I also think over the past several months I needed time to regroup and just lay fallow. Since the beginning of 2014 I’ve written more words, and written more consistently, than ever before. As spring of 2015 approached I noticed a slowing down of my creative process, but I kept trying to force it and push through because I was in the middle of what could literally be the biggest break of my career (more on that in a minute).

After pushing through and putting down over 30k words in a few weeks I just lost my ability to be productive. I worried about it, which made it harder to write, which turned into a vicious cycle.

Fall Leaves

Then one day I was staring out my window, trying to get the impetus to finish the damned story already, and it dawned on me, there’s a season for creativity. Just as a tree doesn’t bear fruit 365 days a year, artists don’t create 24/7, 365.

There’s an advance and retreat to creativity that has to be respected. I didn’t want to admit that to myself, I guess, and I was berating myself for not finishing my manuscript fast enough. For possibly blowing what could be an amazing opportunity, for screwing up my career before it even had a chance to take off.

I blamed my day job, thinking that my place of work was just a “creativity killer”, blamed myself, wondering if I had a self-defeating streak a mile long or if I was one of those people who deep down just feared success.

But no. It’s none of those things. The truth, as it often is, was much simpler. I was just smack-dab in a dormant period of my creative cycle. I’m happy that my ideas–and words–are flowing again and that my characters are talking to me once again.

I have about 12k words to go to finish the manuscript that could change my career–and my whole life.
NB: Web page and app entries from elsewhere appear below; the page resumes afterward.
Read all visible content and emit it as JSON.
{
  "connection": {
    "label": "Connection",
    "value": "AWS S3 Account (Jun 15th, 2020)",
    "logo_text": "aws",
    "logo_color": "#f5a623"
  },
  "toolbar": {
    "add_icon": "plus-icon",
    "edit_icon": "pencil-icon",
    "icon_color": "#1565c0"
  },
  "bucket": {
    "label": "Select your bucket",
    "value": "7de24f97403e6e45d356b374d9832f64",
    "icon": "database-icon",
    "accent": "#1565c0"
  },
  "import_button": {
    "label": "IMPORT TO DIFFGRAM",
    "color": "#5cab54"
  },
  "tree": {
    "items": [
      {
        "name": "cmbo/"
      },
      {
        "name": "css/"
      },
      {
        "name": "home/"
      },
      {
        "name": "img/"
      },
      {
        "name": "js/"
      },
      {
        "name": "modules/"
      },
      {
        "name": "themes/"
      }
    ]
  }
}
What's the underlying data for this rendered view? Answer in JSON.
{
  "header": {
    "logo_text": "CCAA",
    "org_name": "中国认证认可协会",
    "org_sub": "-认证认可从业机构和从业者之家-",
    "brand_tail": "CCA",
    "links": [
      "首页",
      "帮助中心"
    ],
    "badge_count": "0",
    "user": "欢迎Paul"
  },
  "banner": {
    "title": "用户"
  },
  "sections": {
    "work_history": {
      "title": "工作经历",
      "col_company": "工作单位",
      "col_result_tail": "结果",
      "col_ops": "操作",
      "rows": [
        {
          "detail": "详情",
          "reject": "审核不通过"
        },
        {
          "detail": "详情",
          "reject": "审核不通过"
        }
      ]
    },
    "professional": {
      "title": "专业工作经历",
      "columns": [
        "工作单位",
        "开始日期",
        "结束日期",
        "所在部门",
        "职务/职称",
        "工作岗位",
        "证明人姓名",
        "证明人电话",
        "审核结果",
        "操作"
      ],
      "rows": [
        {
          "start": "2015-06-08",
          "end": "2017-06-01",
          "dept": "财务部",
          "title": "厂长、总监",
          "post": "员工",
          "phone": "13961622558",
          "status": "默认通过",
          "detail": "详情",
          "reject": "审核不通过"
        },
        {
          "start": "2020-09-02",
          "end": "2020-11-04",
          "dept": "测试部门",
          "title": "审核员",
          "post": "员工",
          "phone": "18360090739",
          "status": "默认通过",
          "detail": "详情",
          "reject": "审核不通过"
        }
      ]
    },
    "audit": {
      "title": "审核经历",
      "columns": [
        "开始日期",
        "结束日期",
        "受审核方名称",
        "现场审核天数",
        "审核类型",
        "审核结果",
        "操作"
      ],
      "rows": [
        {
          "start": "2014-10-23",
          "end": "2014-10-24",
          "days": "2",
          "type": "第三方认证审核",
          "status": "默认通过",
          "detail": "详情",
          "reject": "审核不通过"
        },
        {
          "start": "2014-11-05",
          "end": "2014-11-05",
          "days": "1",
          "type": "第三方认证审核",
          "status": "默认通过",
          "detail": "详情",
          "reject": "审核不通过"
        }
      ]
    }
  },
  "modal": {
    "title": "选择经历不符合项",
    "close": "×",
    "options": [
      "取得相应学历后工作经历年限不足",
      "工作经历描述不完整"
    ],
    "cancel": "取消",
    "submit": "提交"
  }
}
In March I entered a contest held by Harlequin for new authors for their Blaze line. I did not expect to be selected to move on to the second round. The editors saw something in my writing and in my story, and have asked to see the entire manuscript to consider it for a publishing contract!

So, to be in the middle of writing this manuscript and just feel like every ounce of my creativity was zapped was beyond frustrating. It made me crazy! But, the more I tried to force myself to write, the worse I felt.

I’m back working on the story again and am going to give it all I have before submitting to the Blaze editors. I’ll of course keep all my blog readers updated on my progress with Harlequin–and with my writing in general.